Nevertheless, Parmar’s book is a valuable contribution to the tiny field of critical foundation studies. He notes that foundations are rarely discussed by political scientists. One reason may be the enormous support they provide to individuals and institutions in that field, including the International Political Science Association.
The work is based on hours spent in foundation archives, where unpublicized gleanings often make intentions clear. He reports on a few rejected grant proposals. A comprehensive study of the rejectees might help us to understand what happened to all that idealism that shone throughout the world in 1945–social democracy, human rights, equality of persons and nations, international law, and an end to imperialism and war.
Joan Roelofs is Professor Emerita of Political Science, Keene State College, New Hampshire.
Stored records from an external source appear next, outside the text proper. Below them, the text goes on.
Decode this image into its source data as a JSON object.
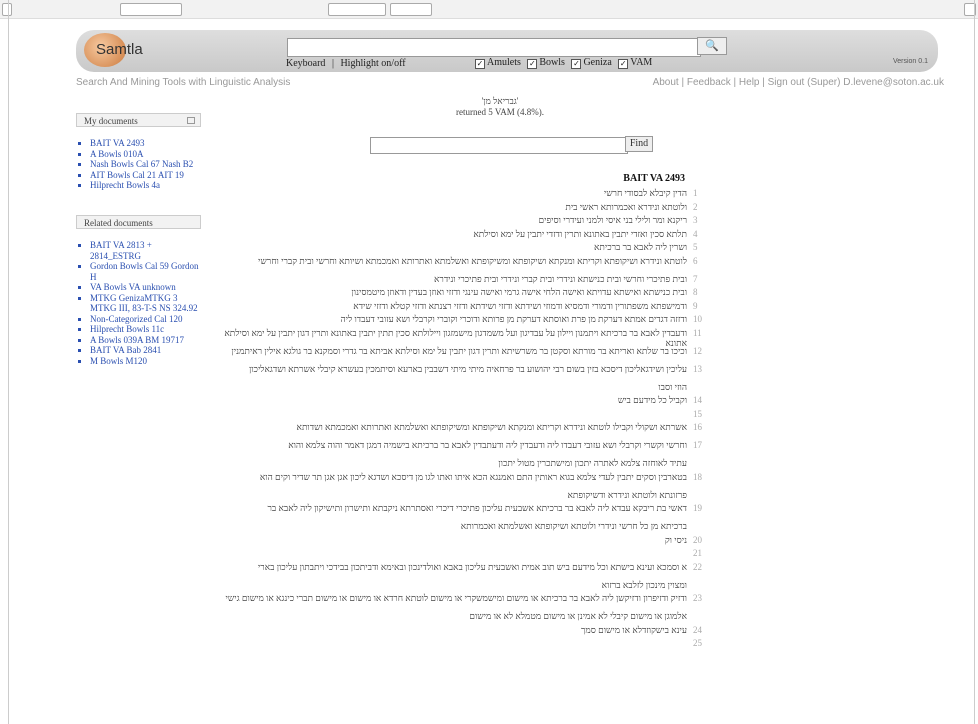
{
  "header": {
    "logo_text": "Samtla",
    "search": {
      "value": "",
      "placeholder": ""
    },
    "search_button": "🔍",
    "keyboard_link": "Keyboard",
    "separator": "|",
    "highlight_link": "Highlight on/off",
    "filters": [
      {
        "label": "Amulets",
        "checked": true
      },
      {
        "label": "Bowls",
        "checked": true
      },
      {
        "label": "Geniza",
        "checked": true
      },
      {
        "label": "VAM",
        "checked": true
      }
    ],
    "version": "Version 0.1"
  },
  "tagline": "Search And Mining Tools with Linguistic Analysis",
  "top_links": "About | Feedback | Help | Sign out (Super) D.levene@soton.ac.uk",
  "sidebar": {
    "my_documents_title": "My documents",
    "my_documents": [
      "BAIT VA 2493",
      "A Bowls 010A",
      "Nash Bowls Cal 67 Nash B2",
      "AIT Bowls Cal 21 AIT 19",
      "Hilprecht Bowls 4a"
    ],
    "related_title": "Related documents",
    "related": [
      "BAIT VA 2813 + 2814_ESTRG",
      "Gordon Bowls Cal 59 Gordon H",
      "VA Bowls VA unknown",
      "MTKG GenizaMTKG 3 MTKG III, 83-T-S NS 324.92",
      "Non-Categorized Cal 120",
      "Hilprecht Bowls 11c",
      "A Bowls 039A BM 19717",
      "BAIT VA Bab 2841",
      "M Bowls M120"
    ]
  },
  "results": {
    "query": "'גבריאל מן'",
    "summary": "returned 5 VAM (4.8%).",
    "find_value": "",
    "find_button": "Find"
  },
  "document": {
    "title": "BAIT VA 2493",
    "lines": [
      {
        "n": "1",
        "t": "הדין קיבלא לבסודי חרשי"
      },
      {
        "n": "2",
        "t": "ולוטתא ונידרא ואכמרותא ראשי בית"
      },
      {
        "n": "3",
        "t": "ריקנא ומר ולילי בני איסי ולמני ועידרי וסיפים"
      },
      {
        "n": "4",
        "t": "תלתא סכין ואזדי יתבין באתונא ותרין ודזדי יתבין על ימא וסילתא"
      },
      {
        "n": "5",
        "t": "ושרין ליה לאבא בר ברכיתא"
      },
      {
        "n": "6",
        "t": "לוטתא ונידרא ושיקופתא וקריתא ומנקתא ושיקופתא ומשיקופתא ואשלמתא ואתרותא ואמכמתא ושיותא וחרשי ובית קברי וחרשי"
      },
      {
        "n": "7",
        "t": "ובית פתיכרי וחרשי ובית כנישתא ונידרי ובית קברי ונידרי ובית פתיכרי ונידרא"
      },
      {
        "n": "8",
        "t": "ובית כנישתא ואישתא עדויתא ואישה הלחי אישה גרמי ואישה עינגי ודזזי ואוזן בעדין ודאוזן מיטמסינון"
      },
      {
        "n": "9",
        "t": "ודמישפתא משפתורין ודמורי ודמסיא ודמוזי ושידתא ודזזי ושידתא ודזזי רצנתא ודזזי קטלא ודזזי שידא"
      },
      {
        "n": "10",
        "t": "ודזזה דגדים אמתא דערקת מן פרת ואוסתא דערקת מן פרותא ודוכרי וקוברי וקרבלי ושא עזובי דעבדו ליה"
      },
      {
        "n": "11",
        "t": "ודעבדין לאבא בר ברכיתא ויתמנון ויילון על עבדיגון ועל משמדגון מישמזגון ויילולתא סכין תתין יתבין באתונא ותרין דגון יתבין על ימא וסילתא אתונא"
      },
      {
        "n": "12",
        "t": "וכיכו בר שלתא ואריתא בר מורתא וסקטן בר משרשיתא ותרין דגון יתבין על ימא וסילתא אביתא בר גדרי וסמקנא בר גולגא אילין ראיתמנין"
      },
      {
        "n": "13",
        "t": "עליכין ושידגאליכון דיסכא בזין בשום רבי יהושוע בר פרחאיה מיתי מיתי דשבבין בארעא וסיתמכין בעשרא קיבלי אשרתא ושדגאליכון"
      },
      {
        "n": "",
        "t": "הוזי וסבו"
      },
      {
        "n": "14",
        "t": "וקביל כל מידעם ביש"
      },
      {
        "n": "15",
        "t": ""
      },
      {
        "n": "16",
        "t": "אשרתא ושקולי וקבילו לוטתא ונידרא וקריתא ומנקתא ושיקופתא ומשיקופתא ואשלמתא ואתרותא ואמכמתא ושדותא"
      },
      {
        "n": "17",
        "t": "וחרשי וקשרי וקרבלי ושא עזובי דעבדו ליה ודעבדין ליה ודעתבדין לאבא בר ברכיתא בישמיה דמגן דאמר והוה צלמא והוא"
      },
      {
        "n": "",
        "t": "עתיד לאוחזה צלמא לאתרה יתכון ומישתכרין מטול יתכון"
      },
      {
        "n": "18",
        "t": "בטארבין וסקים יתבין לעדי צלמא בגוא ראותין התם ואמנגא הכא איתו ואתו לגו מן דיסכא ושדגא ליכון אגן אגן תר שדיר וקים הוא"
      },
      {
        "n": "",
        "t": "פרזונתא ולוטתא ונידרא ודשיקופתא"
      },
      {
        "n": "19",
        "t": "דאשי בת ריבקא עבדא ליה לאבא בר ברכיתא אשבעית עליכון פתיכרי דיכרי ואסתרתא ניקבתא ותישרון ותישיקון ליה לאבא בר"
      },
      {
        "n": "",
        "t": "ברכיתא מן כל חרשי ונידרי ולוטתא ושיקופתא ואשלמתא ואכמרותא"
      },
      {
        "n": "20",
        "t": "ניסי וק"
      },
      {
        "n": "21",
        "t": ""
      },
      {
        "n": "22",
        "t": "א וסמכא ועינא בישתא וכל מידעם ביש תוב אמית ואשבעית עליכון באבא ואולדינכון ובאימא ודביתכון בבידכי ויתבתון עליכון בארי"
      },
      {
        "n": "",
        "t": "ומצוין מינכון לזלבא ברזוא"
      },
      {
        "n": "23",
        "t": "ודזיק ודזיפרון ודזיקשן ליה לאבא בר ברכיתא או מישום ומישמשקרי או מישום לוטתא חרדא או מישום או מישום תברי כינגא או מישום גישי"
      },
      {
        "n": "",
        "t": "אלמוגן או מישום קיבלי לא אמינן או מישום מטמלא לא או מישום"
      },
      {
        "n": "24",
        "t": "עינא בישקוזדלא או מישום סמך"
      },
      {
        "n": "25",
        "t": ""
      }
    ]
  }
}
She is the translator of Victor Considerant’s Principles of Socialism (Maisonneuve Press, 2006), and author of Foundations and Public Policy: The Mask of Pluralism (SUNY Press, 2003) and Greening Cities (Rowman and Littlefield, 1996). Web site: www.joanroelofs.wordpress.com Contact: firstname.lastname@example.org